Bias Advisory Response Team holds training

Session advises students to report situations they feel threatened, unsafe

Charlie+Powell%2C+public+information+officer+for+the+college+of+veterinary+medicine%2C+says+it+is+important+to+strengthen+peers+who+might+be+affected+by+certain+situations+during+a+training+held+Tuesday+afternoon+at+the+Chinook.

BEN SCHUH | THE DAILY EVERGREEN

Charlie Powell, public information officer for the college of veterinary medicine, says it is important to strengthen peers who might be affected by certain situations during a training held Tuesday afternoon at the Chinook.

DAISY ZAVALA, Evergreen reporter

The Bias Advisory Response Team organized a de-escalation training to help students navigate tense situations in public spaces.

Sgt. Dawn Daniels, of the WSU Police Department, said she helped organize the session, which is the first for students.

“We are starting to see more programs that are controversial, and we think this would help students navigate through these kinds of situations in school and in life,” Daniels said.

Charlie Powell, public information officer for the college of veterinary medicine, spoke about how to observe for critical signs of possible violent situations and how to be better equipped in managing those situations.

Powell said the session was held to address the WSU College Republicans’ plan to build a replica of the proposed border wall between the U.S. and Mexico, as well as other events on campus that could attract a crowd.

“The best skill is to not engage,” he said, “discipline yourself.
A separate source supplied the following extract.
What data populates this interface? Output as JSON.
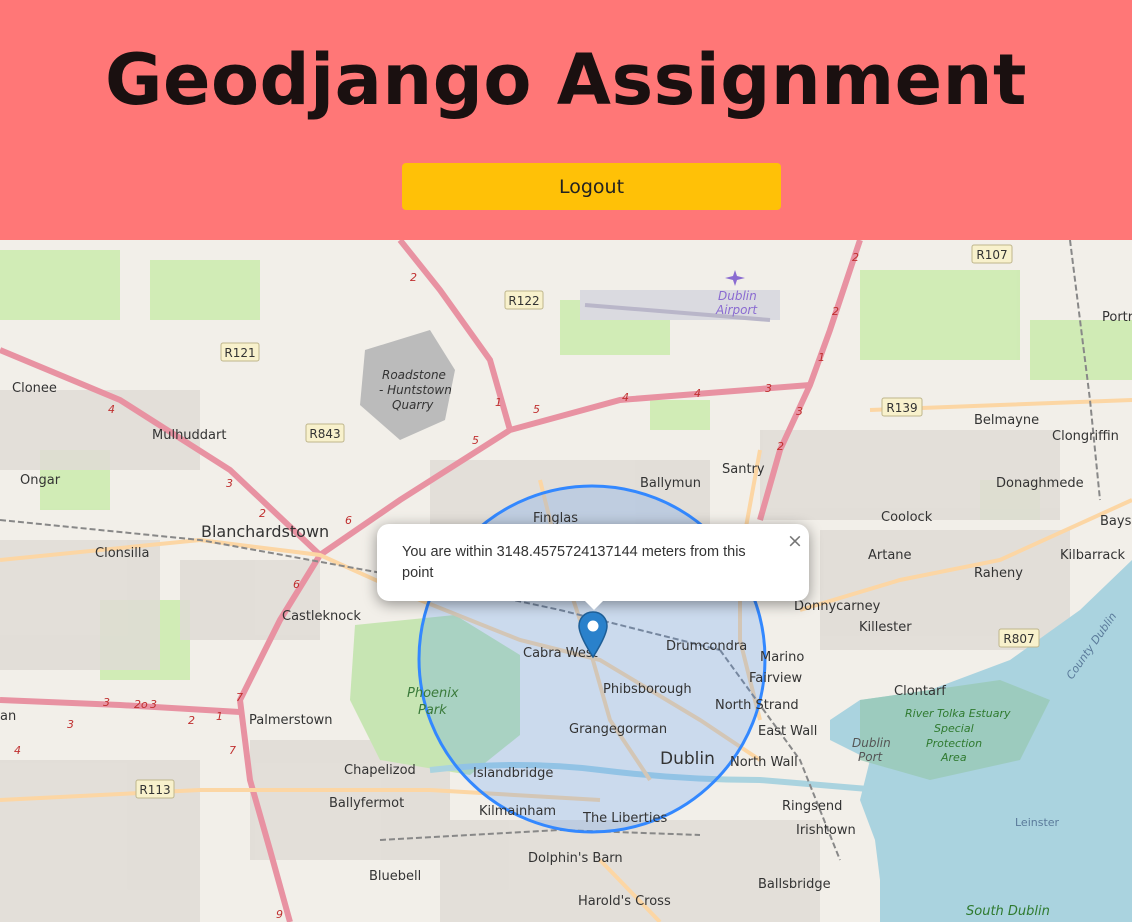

You won’t change their minds.”

He said it is important to strengthen peers who might be affected by events like these so they do not intervene with those situations.

Powell said the best course of action for students is to be aware of the situation and its possible outcomes.
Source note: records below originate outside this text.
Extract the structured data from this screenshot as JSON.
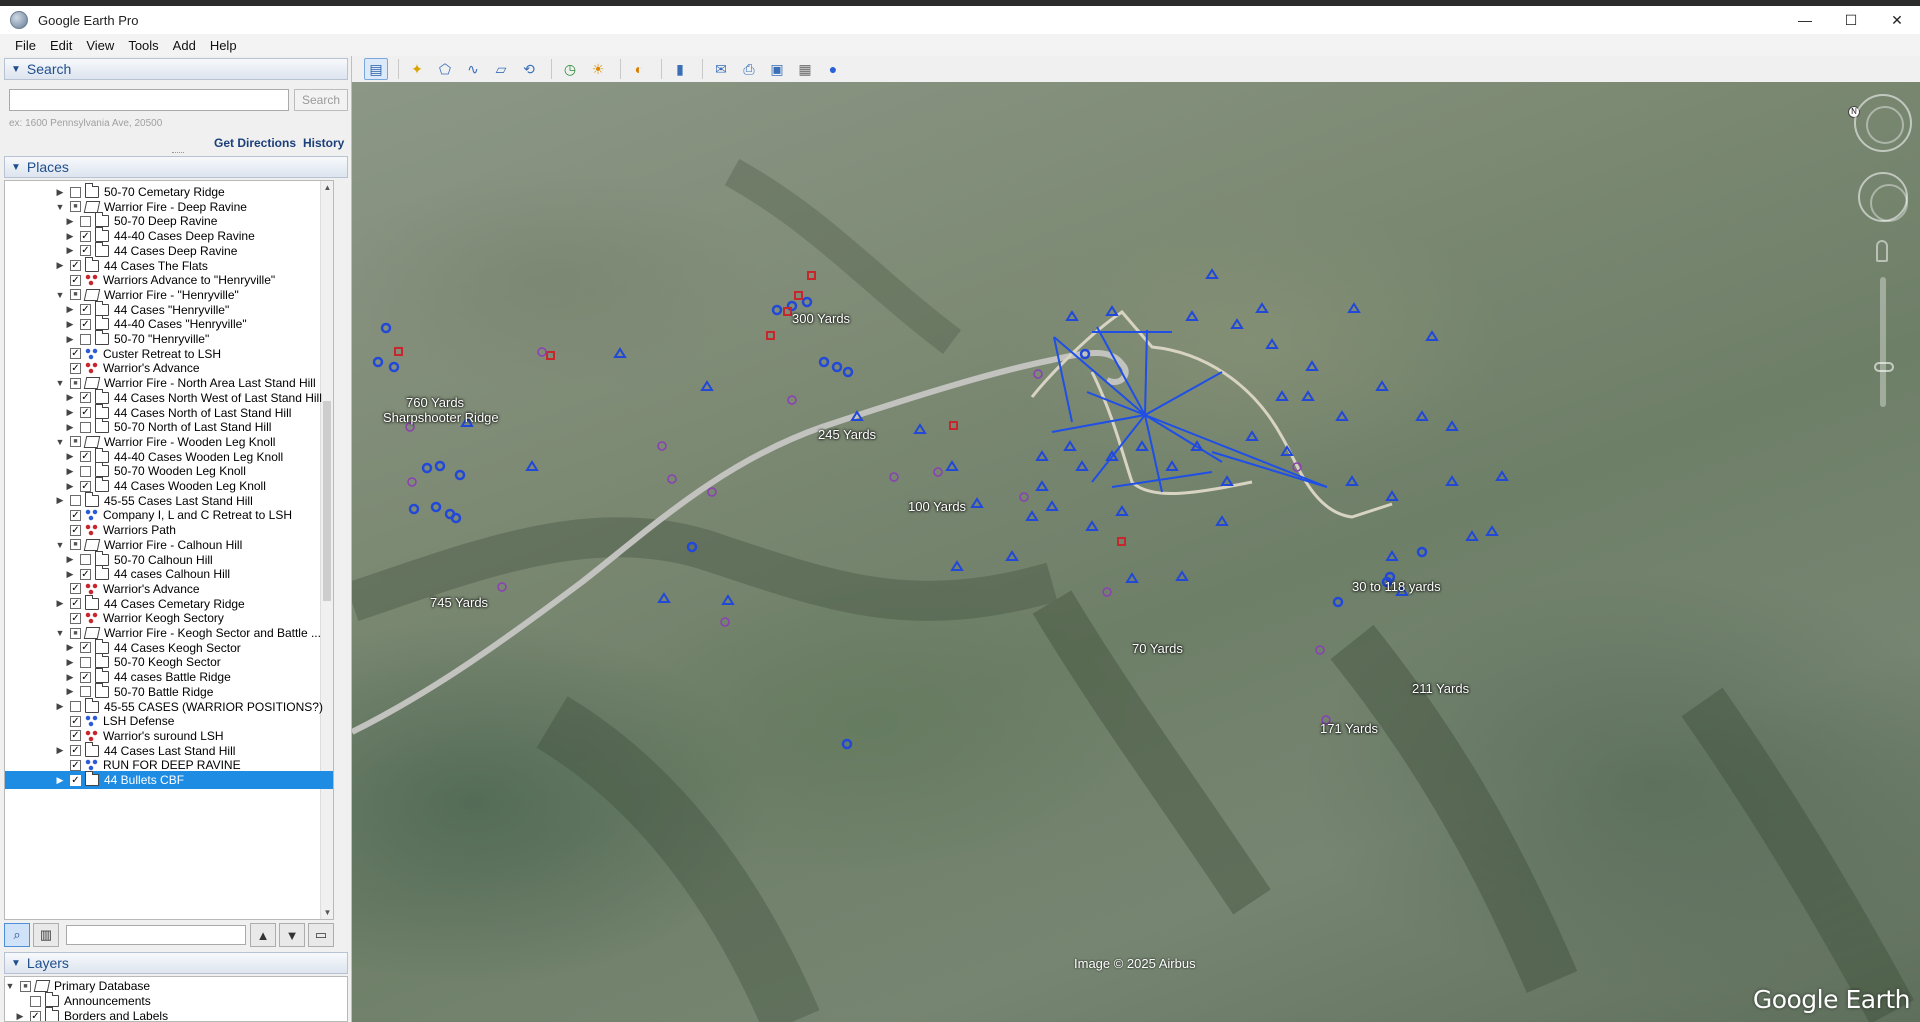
{
  "window": {
    "title": "Google Earth Pro",
    "minimize": "—",
    "maximize": "☐",
    "close": "✕"
  },
  "menu": [
    "File",
    "Edit",
    "View",
    "Tools",
    "Add",
    "Help"
  ],
  "search": {
    "header": "Search",
    "placeholder": "",
    "button": "Search",
    "hint": "ex: 1600 Pennsylvania Ave, 20500",
    "get_directions": "Get Directions",
    "history": "History"
  },
  "places": {
    "header": "Places",
    "items": [
      {
        "label": "50-70 Cemetary Ridge",
        "indent": 1,
        "expander": "closed",
        "checked": false,
        "icon": "folder"
      },
      {
        "label": "Warrior Fire - Deep Ravine",
        "indent": 1,
        "expander": "open",
        "checked": "partial",
        "icon": "open-folder"
      },
      {
        "label": "50-70 Deep Ravine",
        "indent": 2,
        "expander": "closed",
        "checked": false,
        "icon": "folder"
      },
      {
        "label": "44-40 Cases Deep Ravine",
        "indent": 2,
        "expander": "closed",
        "checked": true,
        "icon": "folder"
      },
      {
        "label": "44 Cases Deep Ravine",
        "indent": 2,
        "expander": "closed",
        "checked": true,
        "icon": "folder"
      },
      {
        "label": "44 Cases The Flats",
        "indent": 1,
        "expander": "closed",
        "checked": true,
        "icon": "folder"
      },
      {
        "label": "Warriors Advance to \"Henryville\"",
        "indent": 1,
        "expander": "none",
        "checked": true,
        "icon": "pin-red"
      },
      {
        "label": "Warrior Fire - \"Henryville\"",
        "indent": 1,
        "expander": "open",
        "checked": "partial",
        "icon": "open-folder"
      },
      {
        "label": "44 Cases \"Henryville\"",
        "indent": 2,
        "expander": "closed",
        "checked": true,
        "icon": "folder"
      },
      {
        "label": "44-40 Cases \"Henryville\"",
        "indent": 2,
        "expander": "closed",
        "checked": true,
        "icon": "folder"
      },
      {
        "label": "50-70 \"Henryville\"",
        "indent": 2,
        "expander": "closed",
        "checked": false,
        "icon": "folder"
      },
      {
        "label": "Custer Retreat to LSH",
        "indent": 1,
        "expander": "none",
        "checked": true,
        "icon": "pin-blue"
      },
      {
        "label": "Warrior's Advance",
        "indent": 1,
        "expander": "none",
        "checked": true,
        "icon": "pin-red"
      },
      {
        "label": "Warrior Fire - North Area Last Stand Hill",
        "indent": 1,
        "expander": "open",
        "checked": "partial",
        "icon": "open-folder"
      },
      {
        "label": "44 Cases North West of Last Stand Hill",
        "indent": 2,
        "expander": "closed",
        "checked": true,
        "icon": "folder"
      },
      {
        "label": "44 Cases North of Last Stand Hill",
        "indent": 2,
        "expander": "closed",
        "checked": true,
        "icon": "folder"
      },
      {
        "label": "50-70 North of Last Stand Hill",
        "indent": 2,
        "expander": "closed",
        "checked": false,
        "icon": "folder"
      },
      {
        "label": "Warrior Fire - Wooden Leg Knoll",
        "indent": 1,
        "expander": "open",
        "checked": "partial",
        "icon": "open-folder"
      },
      {
        "label": "44-40 Cases Wooden Leg Knoll",
        "indent": 2,
        "expander": "closed",
        "checked": true,
        "icon": "folder"
      },
      {
        "label": "50-70 Wooden Leg Knoll",
        "indent": 2,
        "expander": "closed",
        "checked": false,
        "icon": "folder"
      },
      {
        "label": "44 Cases Wooden Leg Knoll",
        "indent": 2,
        "expander": "closed",
        "checked": true,
        "icon": "folder"
      },
      {
        "label": "45-55 Cases Last Stand Hill",
        "indent": 1,
        "expander": "closed",
        "checked": false,
        "icon": "folder"
      },
      {
        "label": "Company I, L and C  Retreat to LSH",
        "indent": 1,
        "expander": "none",
        "checked": true,
        "icon": "pin-blue"
      },
      {
        "label": "Warriors Path",
        "indent": 1,
        "expander": "none",
        "checked": true,
        "icon": "pin-red"
      },
      {
        "label": "Warrior Fire - Calhoun Hill",
        "indent": 1,
        "expander": "open",
        "checked": "partial",
        "icon": "open-folder"
      },
      {
        "label": "50-70 Calhoun Hill",
        "indent": 2,
        "expander": "closed",
        "checked": false,
        "icon": "folder"
      },
      {
        "label": "44 cases Calhoun Hill",
        "indent": 2,
        "expander": "closed",
        "checked": true,
        "icon": "folder"
      },
      {
        "label": "Warrior's Advance",
        "indent": 1,
        "expander": "none",
        "checked": true,
        "icon": "pin-red"
      },
      {
        "label": "44 Cases Cemetary Ridge",
        "indent": 1,
        "expander": "closed",
        "checked": true,
        "icon": "folder"
      },
      {
        "label": "Warrior Keogh Sectory",
        "indent": 1,
        "expander": "none",
        "checked": true,
        "icon": "pin-red"
      },
      {
        "label": "Warrior Fire - Keogh Sector and Battle ...",
        "indent": 1,
        "expander": "open",
        "checked": "partial",
        "icon": "open-folder"
      },
      {
        "label": "44 Cases Keogh Sector",
        "indent": 2,
        "expander": "closed",
        "checked": true,
        "icon": "folder"
      },
      {
        "label": "50-70 Keogh Sector",
        "indent": 2,
        "expander": "closed",
        "checked": false,
        "icon": "folder"
      },
      {
        "label": "44 cases Battle Ridge",
        "indent": 2,
        "expander": "closed",
        "checked": true,
        "icon": "folder"
      },
      {
        "label": "50-70 Battle Ridge",
        "indent": 2,
        "expander": "closed",
        "checked": false,
        "icon": "folder"
      },
      {
        "label": "45-55 CASES (WARRIOR POSITIONS?)",
        "indent": 1,
        "expander": "closed",
        "checked": false,
        "icon": "folder"
      },
      {
        "label": "LSH Defense",
        "indent": 1,
        "expander": "none",
        "checked": true,
        "icon": "pin-blue"
      },
      {
        "label": "Warrior's suround LSH",
        "indent": 1,
        "expander": "none",
        "checked": true,
        "icon": "pin-red"
      },
      {
        "label": "44 Cases Last Stand Hill",
        "indent": 1,
        "expander": "closed",
        "checked": true,
        "icon": "folder"
      },
      {
        "label": "RUN FOR DEEP RAVINE",
        "indent": 1,
        "expander": "none",
        "checked": true,
        "icon": "pin-blue"
      },
      {
        "label": "44 Bullets CBF",
        "indent": 1,
        "expander": "closed",
        "checked": true,
        "icon": "folder",
        "selected": true
      }
    ]
  },
  "layers": {
    "header": "Layers",
    "items": [
      {
        "label": "Primary Database",
        "indent": 0,
        "expander": "open",
        "checked": "partial",
        "icon": "layers"
      },
      {
        "label": "Announcements",
        "indent": 1,
        "expander": "none",
        "checked": false,
        "icon": "envelope"
      },
      {
        "label": "Borders and Labels",
        "indent": 1,
        "expander": "closed",
        "checked": true,
        "icon": "folder"
      }
    ]
  },
  "map": {
    "labels": [
      {
        "text": "300 Yards"
      },
      {
        "text": "760 Yards"
      },
      {
        "text": "Sharpshooter Ridge"
      },
      {
        "text": "245 Yards"
      },
      {
        "text": "100 Yards"
      },
      {
        "text": "745 Yards"
      },
      {
        "text": "70 Yards"
      },
      {
        "text": "30 to 118 yards"
      },
      {
        "text": "211 Yards"
      },
      {
        "text": "171 Yards"
      }
    ],
    "attribution": "Image © 2025 Airbus",
    "logo": "Google Earth",
    "north_label": "N"
  },
  "colors": {
    "accent": "#1e8ce3",
    "marker_blue": "#2148d8",
    "marker_red": "#c8262d",
    "marker_purple": "#8a3fb5",
    "line_blue": "#1f4fe6",
    "road": "#b9b9b6"
  }
}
“The only person you have control over is you,” he said.

There have been numerous examples of people who were asked provocative questions on camera in an attempt to get a rise out of them, he said.

“They’re looking to exploit you by putting it out on social media,” Powell said. “They can do this because you have no expectation of privacy in public settings and they might misrepresent you.”
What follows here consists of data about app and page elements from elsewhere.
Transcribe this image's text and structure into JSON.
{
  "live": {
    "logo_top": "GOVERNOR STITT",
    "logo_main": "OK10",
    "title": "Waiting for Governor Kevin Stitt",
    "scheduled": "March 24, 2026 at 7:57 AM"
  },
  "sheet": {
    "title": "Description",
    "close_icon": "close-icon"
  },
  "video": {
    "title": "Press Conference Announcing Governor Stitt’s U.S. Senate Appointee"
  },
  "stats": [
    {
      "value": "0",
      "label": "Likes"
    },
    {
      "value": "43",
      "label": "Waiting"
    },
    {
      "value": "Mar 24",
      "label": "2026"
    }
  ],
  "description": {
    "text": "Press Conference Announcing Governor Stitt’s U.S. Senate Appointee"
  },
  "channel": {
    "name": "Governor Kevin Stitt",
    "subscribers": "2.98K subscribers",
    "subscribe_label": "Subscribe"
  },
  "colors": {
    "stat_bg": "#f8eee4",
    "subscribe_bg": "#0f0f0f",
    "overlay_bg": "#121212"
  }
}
He also spoke about skills students could use to de-escalate situations in controlled settings such as being aware of nonverbal and verbal cues. Powell said when people have unmet needs, blocked goals or lack of options in their lives, conflict might arise in certain situations.

Powell advised students to document and report any situation that causes them to feel threatened or unsafe.

Daniels said they will hold a second de-escalation training for students at 5:30 p.m. April 2 in Butch’s Den in the CUB, Room L60.